* Brain stimulation to the parietal cortex can enhance or impair numerical abilitiesSummary
* The effects were specific to the polarity of the current
* The improvement in numerical abilities lasts up to 6 months
* The brain stimulation affected specifically the material that was recently learned
Around 20% of the population exhibits moderate to severe numerical disabilities and a further percentage loses its numerical competence during the lifespan as a result of stroke or degenerative diseases. In this work, we investigated the feasibility of using noninvasive stimulation to the parietal lobe during numerical learning to selectively improve numerical abilities. We used transcranial direct current stimulation (TDCS), a method that can selectively inhibit or excitate neuronal populations by modulating GABAergic (anodal stimulation) and glutamatergic (cathodal stimulation) activity. We trained subjects for 6 days with artificial numerical symbols, during which we applied concurrent TDCS to the parietal lobes. The polarity of the brain stimulation specifically enhanced or impaired the acquisition of automatic number processing and the mapping of number into space, both important indices of numerical proficiency. The improvement was still present 6 months after the training. Control tasks revealed that the effect of brain stimulation was specific to the representation of artificial numerical symbols. The specificity and longevity of TDCS on numerical abilities establishes TDCS as a realistic tool for intervention in cases of atypical numerical development or loss of numerical abilities because of stroke or degenerative illnesses.
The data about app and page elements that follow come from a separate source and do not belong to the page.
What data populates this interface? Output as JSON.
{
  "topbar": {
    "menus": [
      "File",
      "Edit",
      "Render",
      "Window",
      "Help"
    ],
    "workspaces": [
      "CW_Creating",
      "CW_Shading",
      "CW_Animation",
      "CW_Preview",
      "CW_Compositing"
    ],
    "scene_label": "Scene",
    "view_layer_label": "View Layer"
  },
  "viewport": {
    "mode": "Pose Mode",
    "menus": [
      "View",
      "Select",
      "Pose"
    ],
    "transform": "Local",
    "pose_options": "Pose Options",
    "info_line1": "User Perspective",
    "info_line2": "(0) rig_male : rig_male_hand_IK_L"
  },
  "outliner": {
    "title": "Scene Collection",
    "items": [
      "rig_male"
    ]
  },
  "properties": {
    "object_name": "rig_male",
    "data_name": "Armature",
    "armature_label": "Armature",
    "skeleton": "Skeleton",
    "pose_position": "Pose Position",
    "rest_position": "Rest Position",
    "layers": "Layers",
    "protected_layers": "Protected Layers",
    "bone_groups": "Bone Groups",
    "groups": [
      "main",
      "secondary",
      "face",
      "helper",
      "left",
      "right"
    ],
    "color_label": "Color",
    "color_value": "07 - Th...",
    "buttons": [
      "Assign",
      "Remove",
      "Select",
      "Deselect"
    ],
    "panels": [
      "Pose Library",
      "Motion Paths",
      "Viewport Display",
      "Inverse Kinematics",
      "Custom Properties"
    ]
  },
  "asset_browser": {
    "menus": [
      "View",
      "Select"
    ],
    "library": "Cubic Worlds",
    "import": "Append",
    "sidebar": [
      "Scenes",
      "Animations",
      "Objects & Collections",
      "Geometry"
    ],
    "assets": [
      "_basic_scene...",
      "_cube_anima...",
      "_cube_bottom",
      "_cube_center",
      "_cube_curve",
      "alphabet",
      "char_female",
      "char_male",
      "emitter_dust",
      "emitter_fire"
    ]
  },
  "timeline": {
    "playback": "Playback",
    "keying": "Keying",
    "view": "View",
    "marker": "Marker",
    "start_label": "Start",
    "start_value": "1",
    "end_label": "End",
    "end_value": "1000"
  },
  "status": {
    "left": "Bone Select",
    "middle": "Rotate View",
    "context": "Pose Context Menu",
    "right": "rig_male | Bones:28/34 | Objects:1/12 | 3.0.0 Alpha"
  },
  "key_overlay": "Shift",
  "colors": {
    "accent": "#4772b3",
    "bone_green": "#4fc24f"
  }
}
Wednesday, November 24, 2010
Trouble with numbers? Try zapping your brain.
Kodosh et al. in the Nov. 4 issue of Current Biology (noted by ScienceNow) report that administering a small electrical charge (transcranial direct current stimulation) to stimulate a center implicated in math operations located on the right side of the parietal lobe (beneath the crown of the head) can enhance a person's ability to process numbers for up to 6 months. The mild stimulation is said to be harmless, and might be tried to restore numerical skills in people suffering from degenerative diseases or stroke. Here is their abstract: